An irregular tetrahedron has two opposite sides the same length a and the line joining their midpoints is perpendicular to these two edges and is of length b. What is the volume of the tetrahedron?
Place a red counter in the top left corner of a 4x4 array, which is covered by 14 other smaller counters, leaving a gap in the bottom right hand corner (HOME). What is the smallest number of moves. . . .
This is an interactive net of a Rubik's cube. Twists of the 3D cube become mixes of the squares on the 2D net. Have a play and see how many scrambles you can undo!
The aim of the game is to slide the green square from the top right hand corner to the bottom left hand corner in the least number of moves.
Players take it in turns to choose a dot on the grid. The winner is the first to have four dots that can be joined to form a square.
What can you see? What do you notice? What questions can you ask?
A square of area 3 square units cannot be drawn on a 2D grid so that each of its vertices have integer coordinates, but can it be drawn on a 3D grid? Investigate squares that can be drawn.
Some treasure has been hidden in a three-dimensional grid! Can you work out a strategy to find it as efficiently as possible?
A triangle PQR, right angled at P, slides on a horizontal floor with Q and R in contact with perpendicular walls. What is the locus of P?
A and C are the opposite vertices of a square ABCD, and have coordinates (a,b) and (c,d), respectively. What are the coordinates of the vertices B and D? What is the area of the square?
I found these clocks in the Arts Centre at the University of Warwick intriguing - do they really need four clocks and what times would be ambiguous with only two or three of them?
Build gnomons that are related to the Fibonacci sequence and try to explain why this is possible.
A game for 2 people. Take turns joining two dots, until your opponent is unable to move.
Can you recreate these designs?

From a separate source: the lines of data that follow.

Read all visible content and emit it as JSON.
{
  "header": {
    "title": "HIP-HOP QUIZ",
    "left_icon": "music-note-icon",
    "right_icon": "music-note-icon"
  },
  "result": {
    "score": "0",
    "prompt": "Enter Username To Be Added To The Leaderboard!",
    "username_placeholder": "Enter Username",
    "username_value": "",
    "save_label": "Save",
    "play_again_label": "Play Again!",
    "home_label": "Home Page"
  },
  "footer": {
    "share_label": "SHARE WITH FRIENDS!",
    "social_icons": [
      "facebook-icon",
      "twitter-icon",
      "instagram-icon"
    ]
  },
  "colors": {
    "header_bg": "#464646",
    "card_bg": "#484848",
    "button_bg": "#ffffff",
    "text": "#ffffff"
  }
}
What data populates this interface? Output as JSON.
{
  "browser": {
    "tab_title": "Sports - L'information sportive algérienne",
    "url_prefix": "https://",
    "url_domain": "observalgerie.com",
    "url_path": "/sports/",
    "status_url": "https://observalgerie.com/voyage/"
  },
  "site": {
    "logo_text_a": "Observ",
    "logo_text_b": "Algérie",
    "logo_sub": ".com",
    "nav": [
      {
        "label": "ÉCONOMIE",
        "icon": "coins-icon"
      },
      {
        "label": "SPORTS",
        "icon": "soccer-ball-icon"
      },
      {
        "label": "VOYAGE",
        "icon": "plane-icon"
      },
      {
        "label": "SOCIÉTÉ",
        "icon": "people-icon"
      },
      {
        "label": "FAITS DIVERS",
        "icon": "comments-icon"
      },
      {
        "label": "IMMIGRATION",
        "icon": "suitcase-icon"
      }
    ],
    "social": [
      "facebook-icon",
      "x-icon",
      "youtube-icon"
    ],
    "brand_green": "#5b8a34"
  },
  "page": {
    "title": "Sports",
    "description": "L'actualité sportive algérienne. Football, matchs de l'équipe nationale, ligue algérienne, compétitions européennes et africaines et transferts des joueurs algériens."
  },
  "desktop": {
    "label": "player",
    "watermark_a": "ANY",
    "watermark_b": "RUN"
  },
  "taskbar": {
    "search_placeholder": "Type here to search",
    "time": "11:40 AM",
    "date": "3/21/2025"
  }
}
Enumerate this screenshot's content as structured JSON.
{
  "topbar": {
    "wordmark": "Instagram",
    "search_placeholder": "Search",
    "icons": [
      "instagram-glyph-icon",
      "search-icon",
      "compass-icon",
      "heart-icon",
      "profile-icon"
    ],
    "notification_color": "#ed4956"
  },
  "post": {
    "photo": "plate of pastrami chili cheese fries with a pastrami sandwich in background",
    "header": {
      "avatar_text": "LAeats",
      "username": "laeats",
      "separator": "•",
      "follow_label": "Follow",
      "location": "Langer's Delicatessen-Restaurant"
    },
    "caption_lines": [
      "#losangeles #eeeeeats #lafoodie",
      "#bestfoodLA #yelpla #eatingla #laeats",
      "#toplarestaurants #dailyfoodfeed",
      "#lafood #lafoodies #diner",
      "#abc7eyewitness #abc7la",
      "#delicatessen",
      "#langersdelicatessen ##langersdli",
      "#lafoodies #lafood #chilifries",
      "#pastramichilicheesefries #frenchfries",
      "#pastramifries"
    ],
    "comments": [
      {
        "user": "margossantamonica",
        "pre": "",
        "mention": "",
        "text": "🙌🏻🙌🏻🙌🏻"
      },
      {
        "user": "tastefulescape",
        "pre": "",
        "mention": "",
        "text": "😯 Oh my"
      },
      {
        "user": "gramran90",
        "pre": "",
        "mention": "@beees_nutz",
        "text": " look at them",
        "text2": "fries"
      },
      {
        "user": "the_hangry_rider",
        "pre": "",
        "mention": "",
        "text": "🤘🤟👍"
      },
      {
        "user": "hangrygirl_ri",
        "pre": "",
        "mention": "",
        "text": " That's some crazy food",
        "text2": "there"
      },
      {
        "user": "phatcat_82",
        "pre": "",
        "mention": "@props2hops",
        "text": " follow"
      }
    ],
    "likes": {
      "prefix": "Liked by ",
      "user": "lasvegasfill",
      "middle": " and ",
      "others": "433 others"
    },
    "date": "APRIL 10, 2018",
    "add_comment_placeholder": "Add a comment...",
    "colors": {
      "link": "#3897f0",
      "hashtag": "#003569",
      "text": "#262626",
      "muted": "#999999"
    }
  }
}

What are the basic units? What movement is required between each unit? Some elegant use of procedures will help - variables not essential.